■ RECORDS SUPPLIED ■
BEGIN
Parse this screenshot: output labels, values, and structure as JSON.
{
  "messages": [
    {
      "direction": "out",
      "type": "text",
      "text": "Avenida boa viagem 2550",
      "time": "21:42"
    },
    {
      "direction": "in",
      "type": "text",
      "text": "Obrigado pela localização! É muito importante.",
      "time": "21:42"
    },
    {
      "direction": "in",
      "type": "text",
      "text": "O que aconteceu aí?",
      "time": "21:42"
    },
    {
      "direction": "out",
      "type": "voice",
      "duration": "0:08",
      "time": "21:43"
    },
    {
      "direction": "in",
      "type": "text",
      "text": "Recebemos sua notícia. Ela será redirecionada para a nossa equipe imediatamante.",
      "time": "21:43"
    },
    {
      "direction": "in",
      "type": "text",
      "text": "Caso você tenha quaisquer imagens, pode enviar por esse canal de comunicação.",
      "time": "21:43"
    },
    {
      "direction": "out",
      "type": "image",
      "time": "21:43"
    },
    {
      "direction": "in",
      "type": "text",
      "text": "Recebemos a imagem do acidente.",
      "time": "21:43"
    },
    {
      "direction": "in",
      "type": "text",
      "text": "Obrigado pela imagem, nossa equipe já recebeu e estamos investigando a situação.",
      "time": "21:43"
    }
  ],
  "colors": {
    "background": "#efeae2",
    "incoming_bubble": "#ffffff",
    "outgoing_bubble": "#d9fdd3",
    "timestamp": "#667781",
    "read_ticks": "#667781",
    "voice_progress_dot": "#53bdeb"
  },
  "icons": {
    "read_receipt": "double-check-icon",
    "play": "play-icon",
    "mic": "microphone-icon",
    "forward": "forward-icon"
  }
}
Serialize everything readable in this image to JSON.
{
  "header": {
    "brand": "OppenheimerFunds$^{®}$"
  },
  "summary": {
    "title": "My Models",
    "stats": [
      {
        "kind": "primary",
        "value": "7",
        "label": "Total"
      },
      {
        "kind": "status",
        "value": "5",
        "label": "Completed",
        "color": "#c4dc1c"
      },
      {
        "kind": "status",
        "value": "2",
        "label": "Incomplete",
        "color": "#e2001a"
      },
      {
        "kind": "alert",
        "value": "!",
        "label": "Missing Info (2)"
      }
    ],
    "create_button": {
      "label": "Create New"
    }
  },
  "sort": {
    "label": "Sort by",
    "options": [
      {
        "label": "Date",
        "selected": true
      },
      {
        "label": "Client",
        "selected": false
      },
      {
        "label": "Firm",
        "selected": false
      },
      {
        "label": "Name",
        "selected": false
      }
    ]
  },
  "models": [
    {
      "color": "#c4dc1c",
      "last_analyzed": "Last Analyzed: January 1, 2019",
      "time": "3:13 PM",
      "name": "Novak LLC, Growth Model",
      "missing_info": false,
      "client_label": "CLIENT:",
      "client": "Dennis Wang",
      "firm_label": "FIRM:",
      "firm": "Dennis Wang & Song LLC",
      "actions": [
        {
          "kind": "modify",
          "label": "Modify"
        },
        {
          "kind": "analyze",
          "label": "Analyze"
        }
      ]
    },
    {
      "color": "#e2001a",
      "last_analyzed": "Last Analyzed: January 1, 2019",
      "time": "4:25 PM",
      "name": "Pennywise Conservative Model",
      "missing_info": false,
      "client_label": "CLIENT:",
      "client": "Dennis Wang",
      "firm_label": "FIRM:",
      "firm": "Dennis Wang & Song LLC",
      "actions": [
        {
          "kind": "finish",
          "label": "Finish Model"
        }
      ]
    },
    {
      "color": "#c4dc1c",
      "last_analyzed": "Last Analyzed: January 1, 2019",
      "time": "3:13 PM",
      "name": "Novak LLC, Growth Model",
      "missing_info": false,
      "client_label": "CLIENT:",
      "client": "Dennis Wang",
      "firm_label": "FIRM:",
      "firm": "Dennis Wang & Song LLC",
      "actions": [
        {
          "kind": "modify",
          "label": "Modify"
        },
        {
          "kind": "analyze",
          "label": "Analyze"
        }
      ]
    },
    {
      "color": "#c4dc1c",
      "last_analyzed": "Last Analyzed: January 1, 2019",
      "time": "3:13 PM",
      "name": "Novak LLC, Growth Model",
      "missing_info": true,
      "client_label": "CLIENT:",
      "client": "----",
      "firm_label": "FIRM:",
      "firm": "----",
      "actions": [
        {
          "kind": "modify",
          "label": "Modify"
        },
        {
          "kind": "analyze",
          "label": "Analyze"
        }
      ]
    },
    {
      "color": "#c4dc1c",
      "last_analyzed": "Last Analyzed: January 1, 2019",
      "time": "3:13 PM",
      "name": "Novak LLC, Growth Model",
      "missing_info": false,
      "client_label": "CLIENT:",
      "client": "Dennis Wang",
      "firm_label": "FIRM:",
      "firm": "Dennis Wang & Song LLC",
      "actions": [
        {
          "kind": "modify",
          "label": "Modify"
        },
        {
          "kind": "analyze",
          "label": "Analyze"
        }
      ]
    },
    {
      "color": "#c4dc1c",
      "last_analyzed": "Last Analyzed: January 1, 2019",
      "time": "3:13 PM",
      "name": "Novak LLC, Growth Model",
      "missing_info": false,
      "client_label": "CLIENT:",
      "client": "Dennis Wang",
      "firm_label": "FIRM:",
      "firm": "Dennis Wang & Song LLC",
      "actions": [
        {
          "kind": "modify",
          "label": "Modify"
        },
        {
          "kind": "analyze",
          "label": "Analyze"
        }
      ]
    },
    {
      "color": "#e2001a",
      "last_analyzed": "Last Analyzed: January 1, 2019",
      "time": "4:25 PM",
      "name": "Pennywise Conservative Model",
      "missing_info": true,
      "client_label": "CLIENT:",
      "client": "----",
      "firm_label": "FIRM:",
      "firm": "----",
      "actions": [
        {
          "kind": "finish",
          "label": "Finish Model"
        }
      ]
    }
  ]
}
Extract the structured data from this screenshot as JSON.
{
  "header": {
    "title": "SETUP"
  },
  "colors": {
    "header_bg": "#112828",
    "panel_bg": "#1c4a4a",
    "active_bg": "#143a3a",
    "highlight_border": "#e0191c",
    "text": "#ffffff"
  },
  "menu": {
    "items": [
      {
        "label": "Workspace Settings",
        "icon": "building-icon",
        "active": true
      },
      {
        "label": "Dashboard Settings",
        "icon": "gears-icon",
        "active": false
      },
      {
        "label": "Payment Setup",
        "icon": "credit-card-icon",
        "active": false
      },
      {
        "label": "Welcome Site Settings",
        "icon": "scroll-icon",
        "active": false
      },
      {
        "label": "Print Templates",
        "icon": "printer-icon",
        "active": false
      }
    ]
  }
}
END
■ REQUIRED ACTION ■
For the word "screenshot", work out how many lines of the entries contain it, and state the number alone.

■ WRITTEN ANSWER ■
2